By Collection Management Librarian Dontaná
Since Oprah’s first book club pick in 1996, we have been reading as the celebrities do, falling in love with, or hating, characters with our fellow book club readers. Book clubs offer an opportunity to be in community with others, even if we’re not together in person.
Other celebrities who love to read have started book clubs, and even magazines are getting in on the action! Enjoy these August picks from well-established and new celebrity book clubs.
Please note: Many of these books are brand new releases. We’ve ordered extra copies, but if you’re waiting on hold, be sure to check out the new materials shelves at the Maze and Dole branches and Hot Picks at the Main Library (these copies can’t be placed on hold or renewed). If the title is listed as available in the catalog, head over and pick up your next read before someone snatches it up!
Read with the stars
Counterfeit by Kirstin Chen
Who is reading it: The Audacious Book Club from Roxane Gay. Bonus: This book was also the June pick from Reese's Book Club.
Description: Two Asian American women who band together to grow a counterfeit handbag scheme into a global enterprise—an incisive and glittering blend of fashion, crime, and friendship.
Last Summer on State Street by Toya Wolfe
Who is reading it: The Underrated Book Club from Stephen Curry.
Description: A coming-of-age debut about friendship, community, and resilience, set in the housing projects of Chicago during one life-changing summer.
The Many Daughters of Afong Moy by Jamie Ford
Who is reading it: Read with Jenna from Jenna Bush Hager.
Description: Dorothy Moy breaks her own heart for a living. As Washington's former poet laureate, that's how she describes channeling her dissociative episodes and mental health struggles into her art. When her 5-year-old daughter exhibits similar behavior and begins remembering things from the lives of their ancestors, Dorothy believes the past has truly come to haunt her. A powerful exploration of the love that binds one family across the generations.
Mika in Real Life by Emiko Jean
Description: Getting to know Penny, the daughter she placed for adoption 16 years ago, 35-year-old Mika Suzuki finds unexpected love with Penny's widowed father and finally has a chance to have the life and family she's always wanted until her deceptions catch up with her.
Wrong Place Wrong Time by Gillian McAllister
Who is reading it: Reese's Book Club from Reese Witherspoon.
Description: After witnessing her teenage son kill a man, a mother falls asleep in despair, wakes up and it is yesterday, and wakes up again and it is the day before yesterday, getting chance after chance to stop the murder and save her son.
The Crane Wife: A Memoir in Essays by CJ Hauser
Who is reading it: Between Two Books from Florence Welch of Florence + the Machine.
Description: Ten days after calling off her wedding, CJ Hauser went on an expedition to Texas to study the whooping crane. After a week wading through the gulf, she realized she'd almost signed up to live someone else's life. In this intimate, frank, and funny memoir-in-essays, Hauser releases herself from traditional narratives of happiness and goes looking for ways of living that leave room for the unexpected, making plenty of mistakes along the way.

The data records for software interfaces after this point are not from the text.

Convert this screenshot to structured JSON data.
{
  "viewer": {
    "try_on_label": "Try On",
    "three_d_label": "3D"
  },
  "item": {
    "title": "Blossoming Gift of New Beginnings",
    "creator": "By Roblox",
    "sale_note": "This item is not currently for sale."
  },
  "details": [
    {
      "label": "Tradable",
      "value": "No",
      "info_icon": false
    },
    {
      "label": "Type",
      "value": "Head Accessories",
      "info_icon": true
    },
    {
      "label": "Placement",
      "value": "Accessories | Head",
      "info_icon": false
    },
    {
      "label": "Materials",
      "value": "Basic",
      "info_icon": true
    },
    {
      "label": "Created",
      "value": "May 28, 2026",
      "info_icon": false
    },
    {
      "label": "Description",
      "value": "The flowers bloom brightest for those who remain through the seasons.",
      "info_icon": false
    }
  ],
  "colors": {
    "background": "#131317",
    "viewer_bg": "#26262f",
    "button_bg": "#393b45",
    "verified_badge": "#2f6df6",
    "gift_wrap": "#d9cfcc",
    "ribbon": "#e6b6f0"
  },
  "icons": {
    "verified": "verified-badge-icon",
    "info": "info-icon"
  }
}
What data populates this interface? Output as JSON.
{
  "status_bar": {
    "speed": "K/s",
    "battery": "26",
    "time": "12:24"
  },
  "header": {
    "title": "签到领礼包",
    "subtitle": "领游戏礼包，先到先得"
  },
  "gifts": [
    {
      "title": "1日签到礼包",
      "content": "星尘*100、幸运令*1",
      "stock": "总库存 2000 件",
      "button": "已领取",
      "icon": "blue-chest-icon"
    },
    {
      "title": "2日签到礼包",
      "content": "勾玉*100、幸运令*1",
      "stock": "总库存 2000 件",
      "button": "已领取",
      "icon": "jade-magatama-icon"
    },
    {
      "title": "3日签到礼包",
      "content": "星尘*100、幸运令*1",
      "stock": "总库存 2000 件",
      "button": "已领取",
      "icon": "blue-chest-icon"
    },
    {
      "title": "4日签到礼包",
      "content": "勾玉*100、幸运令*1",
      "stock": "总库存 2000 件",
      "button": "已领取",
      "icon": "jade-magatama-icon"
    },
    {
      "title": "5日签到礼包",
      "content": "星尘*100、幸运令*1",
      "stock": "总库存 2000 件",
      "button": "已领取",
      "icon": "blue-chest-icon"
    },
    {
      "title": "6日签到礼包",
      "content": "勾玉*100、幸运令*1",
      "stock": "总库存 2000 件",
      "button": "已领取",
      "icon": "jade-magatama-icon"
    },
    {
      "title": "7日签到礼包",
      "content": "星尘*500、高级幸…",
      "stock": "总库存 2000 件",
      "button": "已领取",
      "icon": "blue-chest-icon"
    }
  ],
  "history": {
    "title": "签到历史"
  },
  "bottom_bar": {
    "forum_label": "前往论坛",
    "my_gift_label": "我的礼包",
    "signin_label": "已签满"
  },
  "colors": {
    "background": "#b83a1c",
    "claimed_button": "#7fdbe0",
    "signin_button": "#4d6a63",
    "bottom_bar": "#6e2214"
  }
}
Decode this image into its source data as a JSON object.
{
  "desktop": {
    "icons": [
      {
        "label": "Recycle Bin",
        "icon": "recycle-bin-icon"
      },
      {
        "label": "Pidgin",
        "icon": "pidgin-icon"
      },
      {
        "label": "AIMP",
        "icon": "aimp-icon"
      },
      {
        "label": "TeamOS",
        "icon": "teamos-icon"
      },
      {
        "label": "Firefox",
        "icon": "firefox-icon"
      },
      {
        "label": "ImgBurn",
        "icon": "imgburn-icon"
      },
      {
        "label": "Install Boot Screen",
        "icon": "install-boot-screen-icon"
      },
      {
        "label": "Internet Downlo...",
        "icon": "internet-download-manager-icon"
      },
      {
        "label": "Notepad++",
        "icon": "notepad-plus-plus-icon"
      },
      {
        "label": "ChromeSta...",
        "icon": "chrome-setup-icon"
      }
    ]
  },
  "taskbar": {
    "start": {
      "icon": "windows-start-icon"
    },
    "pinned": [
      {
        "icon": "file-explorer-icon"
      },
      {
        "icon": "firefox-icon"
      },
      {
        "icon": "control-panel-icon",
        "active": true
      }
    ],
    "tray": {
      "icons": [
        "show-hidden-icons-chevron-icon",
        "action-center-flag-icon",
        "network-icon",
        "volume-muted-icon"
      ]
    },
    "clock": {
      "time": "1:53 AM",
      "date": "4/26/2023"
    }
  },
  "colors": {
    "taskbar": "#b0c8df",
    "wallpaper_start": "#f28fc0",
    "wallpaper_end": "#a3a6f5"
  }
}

Tomorrow, and Tomorrow, and Tomorrow by Gabrielle Zevin
Who is reading it: Belletrist Book Club from Emma Roberts and Karah Preiss
Description: Spanning 30 years, from Cambridge, Massachusetts, to Venice Beach, California, and lands in between and far beyond, this is a dazzling and intricately imagined novel that examines the multifarious nature of identity, disability, failure, the redemptive possibilities in play, and above all, our need to connect: to be loved and to love. Yes, it is a love story, but it is not one you have read before.
Human Blues by Elisa Albert
Who is reading it: Read With Marie Claire, the book club from Marie Claire magazine.
Description: On the eve of her fourth album, singer-songwriter Aviva Rosner is plagued by infertility. The twist: As much as Aviva wants a child, she is wary of technological conception, and has poured her ambivalence into her music. As the album makes its way in the world, the shock of the response from fans and critics is at first exciting—and then invasive and strange. Aviva never wanted to be famous, or did she? Meanwhile, her evolving obsession with another iconic musician, gone too soon, might just help her make sense of things.
Dontaná is a Collection Management Librarian who was born with an unending reading list. She is almost always reading two books simultaneously and is easily distracted by cool covers.